(Dataset rows for apps and sites)
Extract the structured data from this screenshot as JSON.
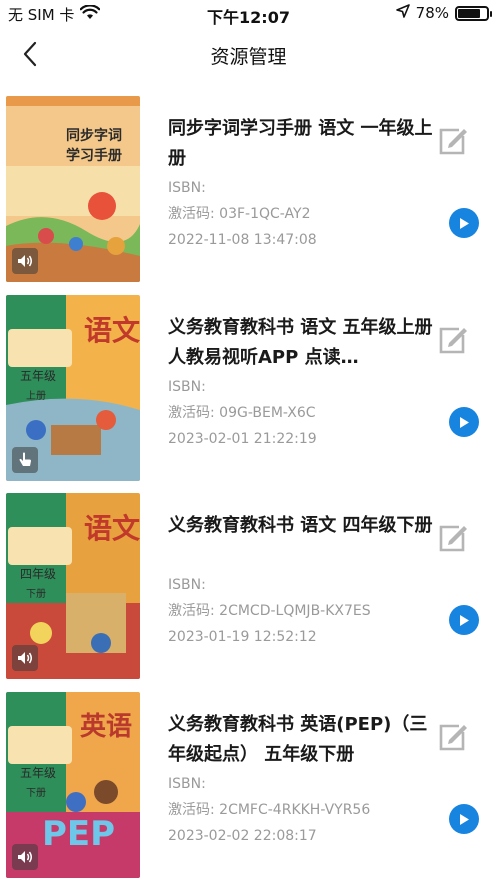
{
  "status": {
    "carrier": "无 SIM 卡",
    "time": "下午12:07",
    "battery_pct": "78%",
    "battery_level": 0.78
  },
  "header": {
    "title": "资源管理"
  },
  "labels": {
    "isbn": "ISBN:"
  },
  "items": [
    {
      "title": "同步字词学习手册 语文 一年级上册",
      "isbn": "ISBN:",
      "code": "激活码: 03F-1QC-AY2",
      "date": "2022-11-08 13:47:08",
      "cover_text": [
        "同步字词",
        "学习手册"
      ],
      "cover_badge": "speaker-icon"
    },
    {
      "title": "义务教育教科书 语文 五年级上册 人教易视听APP 点读…",
      "isbn": "ISBN:",
      "code": "激活码: 09G-BEM-X6C",
      "date": "2023-02-01 21:22:19",
      "cover_text": [
        "语文",
        "五年级",
        "上册"
      ],
      "cover_badge": "hand-pointer-icon"
    },
    {
      "title": "义务教育教科书 语文 四年级下册",
      "isbn": "ISBN:",
      "code": "激活码: 2CMCD-LQMJB-KX7ES",
      "date": "2023-01-19 12:52:12",
      "cover_text": [
        "语文",
        "四年级",
        "下册"
      ],
      "cover_badge": "speaker-icon"
    },
    {
      "title": "义务教育教科书 英语(PEP)（三年级起点） 五年级下册",
      "isbn": "ISBN:",
      "code": "激活码: 2CMFC-4RKKH-VYR56",
      "date": "2023-02-02 22:08:17",
      "cover_text": [
        "英语",
        "五年级",
        "下册",
        "PEP"
      ],
      "cover_badge": "speaker-icon"
    }
  ],
  "colors": {
    "accent": "#1784e0",
    "meta_text": "#9a9a9a",
    "edit_icon": "#b5b5b5"
  }
}
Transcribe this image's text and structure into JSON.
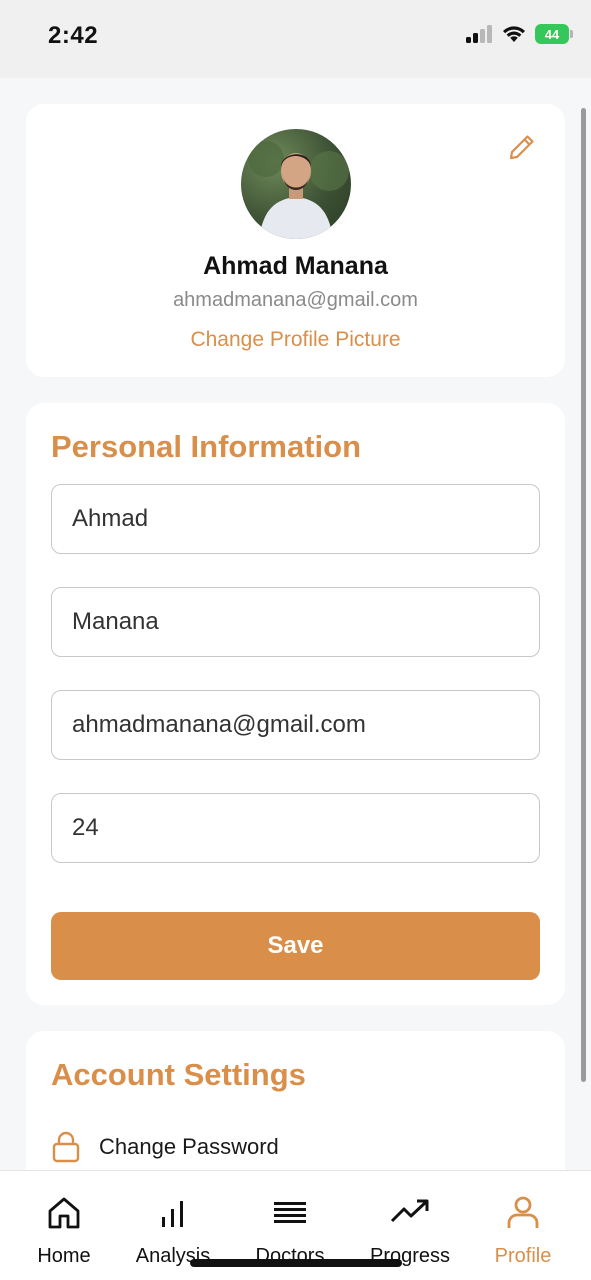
{
  "status_bar": {
    "time": "2:42",
    "battery": "44"
  },
  "profile": {
    "name": "Ahmad Manana",
    "email": "ahmadmanana@gmail.com",
    "change_picture_label": "Change Profile Picture"
  },
  "personal_info": {
    "title": "Personal Information",
    "first_name": "Ahmad",
    "last_name": "Manana",
    "email": "ahmadmanana@gmail.com",
    "age": "24",
    "save_label": "Save"
  },
  "account_settings": {
    "title": "Account Settings",
    "items": [
      {
        "label": "Change Password",
        "icon": "lock-icon"
      }
    ]
  },
  "tab_bar": {
    "tabs": [
      {
        "label": "Home",
        "icon": "home-icon"
      },
      {
        "label": "Analysis",
        "icon": "bar-chart-icon"
      },
      {
        "label": "Doctors",
        "icon": "list-icon"
      },
      {
        "label": "Progress",
        "icon": "trending-up-icon"
      },
      {
        "label": "Profile",
        "icon": "person-icon"
      }
    ],
    "active": "Profile"
  },
  "colors": {
    "accent": "#d98f4a",
    "battery": "#35c759"
  }
}
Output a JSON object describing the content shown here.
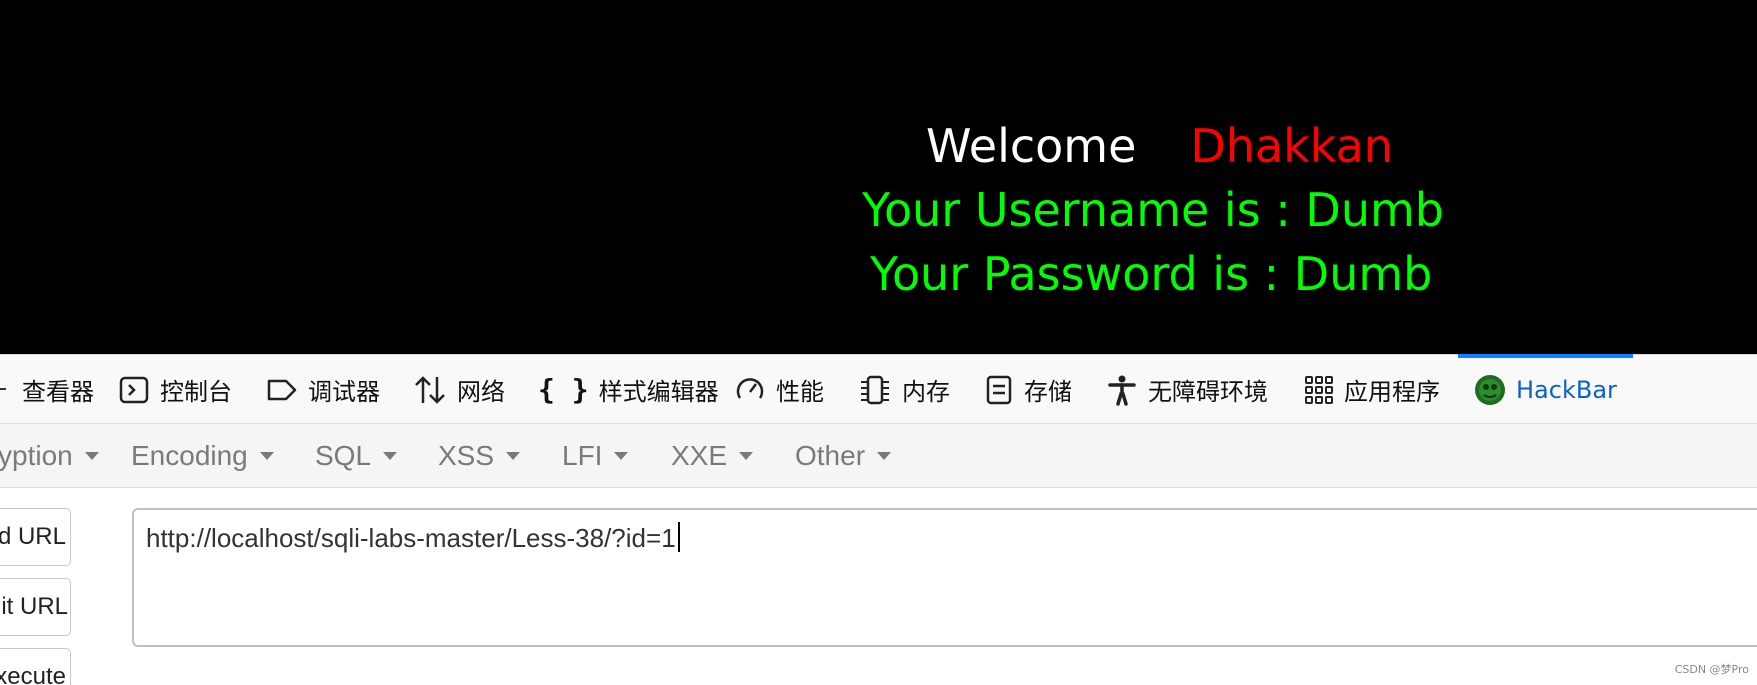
{
  "web_page": {
    "welcome": "Welcome",
    "user": "Dhakkan",
    "username_line": "Your Username is : Dumb",
    "password_line": "Your Password is : Dumb",
    "colors": {
      "background": "#000000",
      "welcome": "#ffffff",
      "user": "#ff0000",
      "info": "#00ff00"
    }
  },
  "devtools": {
    "tabs": [
      {
        "label": "查看器",
        "icon": "inspector-icon",
        "active": false
      },
      {
        "label": "控制台",
        "icon": "console-icon",
        "active": false
      },
      {
        "label": "调试器",
        "icon": "debugger-icon",
        "active": false
      },
      {
        "label": "网络",
        "icon": "network-arrows-icon",
        "active": false
      },
      {
        "label": "样式编辑器",
        "icon": "braces-icon",
        "active": false
      },
      {
        "label": "性能",
        "icon": "gauge-icon",
        "active": false
      },
      {
        "label": "内存",
        "icon": "memory-chip-icon",
        "active": false
      },
      {
        "label": "存储",
        "icon": "storage-icon",
        "active": false
      },
      {
        "label": "无障碍环境",
        "icon": "accessibility-icon",
        "active": false
      },
      {
        "label": "应用程序",
        "icon": "grid-icon",
        "active": false
      },
      {
        "label": "HackBar",
        "icon": "hackbar-logo-icon",
        "active": true
      }
    ],
    "active_color": "#0a84ff"
  },
  "hackbar": {
    "menus": [
      "yption",
      "Encoding",
      "SQL",
      "XSS",
      "LFI",
      "XXE",
      "Other"
    ],
    "buttons": {
      "load": "oad URL",
      "split": "plit URL",
      "execute": "xecute"
    },
    "url_value": "http://localhost/sqli-labs-master/Less-38/?id=1"
  },
  "watermark": "CSDN @梦Pro"
}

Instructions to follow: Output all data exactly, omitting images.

Task response:
Extract the structured data from this screenshot as JSON.
{
  "status": {
    "carrier": "无 SIM 卡",
    "time": "下午12:07",
    "battery_pct": "78%",
    "battery_level": 0.78
  },
  "header": {
    "title": "资源管理"
  },
  "labels": {
    "isbn": "ISBN:"
  },
  "items": [
    {
      "title": "同步字词学习手册 语文 一年级上册",
      "isbn": "ISBN:",
      "code": "激活码: 03F-1QC-AY2",
      "date": "2022-11-08 13:47:08",
      "cover_text": [
        "同步字词",
        "学习手册"
      ],
      "cover_badge": "speaker-icon"
    },
    {
      "title": "义务教育教科书 语文 五年级上册 人教易视听APP 点读…",
      "isbn": "ISBN:",
      "code": "激活码: 09G-BEM-X6C",
      "date": "2023-02-01 21:22:19",
      "cover_text": [
        "语文",
        "五年级",
        "上册"
      ],
      "cover_badge": "hand-pointer-icon"
    },
    {
      "title": "义务教育教科书 语文 四年级下册",
      "isbn": "ISBN:",
      "code": "激活码: 2CMCD-LQMJB-KX7ES",
      "date": "2023-01-19 12:52:12",
      "cover_text": [
        "语文",
        "四年级",
        "下册"
      ],
      "cover_badge": "speaker-icon"
    },
    {
      "title": "义务教育教科书 英语(PEP)（三年级起点） 五年级下册",
      "isbn": "ISBN:",
      "code": "激活码: 2CMFC-4RKKH-VYR56",
      "date": "2023-02-02 22:08:17",
      "cover_text": [
        "英语",
        "五年级",
        "下册",
        "PEP"
      ],
      "cover_badge": "speaker-icon"
    }
  ],
  "colors": {
    "accent": "#1784e0",
    "meta_text": "#9a9a9a",
    "edit_icon": "#b5b5b5"
  }
}
Transcribe this image's text and structure into JSON.
{
  "status_bar": {
    "time": "2:42",
    "battery": "44"
  },
  "profile": {
    "name": "Ahmad Manana",
    "email": "ahmadmanana@gmail.com",
    "change_picture_label": "Change Profile Picture"
  },
  "personal_info": {
    "title": "Personal Information",
    "first_name": "Ahmad",
    "last_name": "Manana",
    "email": "ahmadmanana@gmail.com",
    "age": "24",
    "save_label": "Save"
  },
  "account_settings": {
    "title": "Account Settings",
    "items": [
      {
        "label": "Change Password",
        "icon": "lock-icon"
      }
    ]
  },
  "tab_bar": {
    "tabs": [
      {
        "label": "Home",
        "icon": "home-icon"
      },
      {
        "label": "Analysis",
        "icon": "bar-chart-icon"
      },
      {
        "label": "Doctors",
        "icon": "list-icon"
      },
      {
        "label": "Progress",
        "icon": "trending-up-icon"
      },
      {
        "label": "Profile",
        "icon": "person-icon"
      }
    ],
    "active": "Profile"
  },
  "colors": {
    "accent": "#d98f4a",
    "battery": "#35c759"
  }
}
Output a JSON object describing the content shown here.
{
  "web_page": {
    "welcome": "Welcome",
    "user": "Dhakkan",
    "username_line": "Your Username is : Dumb",
    "password_line": "Your Password is : Dumb",
    "colors": {
      "background": "#000000",
      "welcome": "#ffffff",
      "user": "#ff0000",
      "info": "#00ff00"
    }
  },
  "devtools": {
    "tabs": [
      {
        "label": "查看器",
        "icon": "inspector-icon",
        "active": false
      },
      {
        "label": "控制台",
        "icon": "console-icon",
        "active": false
      },
      {
        "label": "调试器",
        "icon": "debugger-icon",
        "active": false
      },
      {
        "label": "网络",
        "icon": "network-arrows-icon",
        "active": false
      },
      {
        "label": "样式编辑器",
        "icon": "braces-icon",
        "active": false
      },
      {
        "label": "性能",
        "icon": "gauge-icon",
        "active": false
      },
      {
        "label": "内存",
        "icon": "memory-chip-icon",
        "active": false
      },
      {
        "label": "存储",
        "icon": "storage-icon",
        "active": false
      },
      {
        "label": "无障碍环境",
        "icon": "accessibility-icon",
        "active": false
      },
      {
        "label": "应用程序",
        "icon": "grid-icon",
        "active": false
      },
      {
        "label": "HackBar",
        "icon": "hackbar-logo-icon",
        "active": true
      }
    ],
    "active_color": "#0a84ff"
  },
  "hackbar": {
    "menus": [
      "yption",
      "Encoding",
      "SQL",
      "XSS",
      "LFI",
      "XXE",
      "Other"
    ],
    "buttons": {
      "load": "oad URL",
      "split": "plit URL",
      "execute": "xecute"
    },
    "url_value": "http://localhost/sqli-labs-master/Less-38/?id=1"
  },
  "watermark": "CSDN @梦Pro"
}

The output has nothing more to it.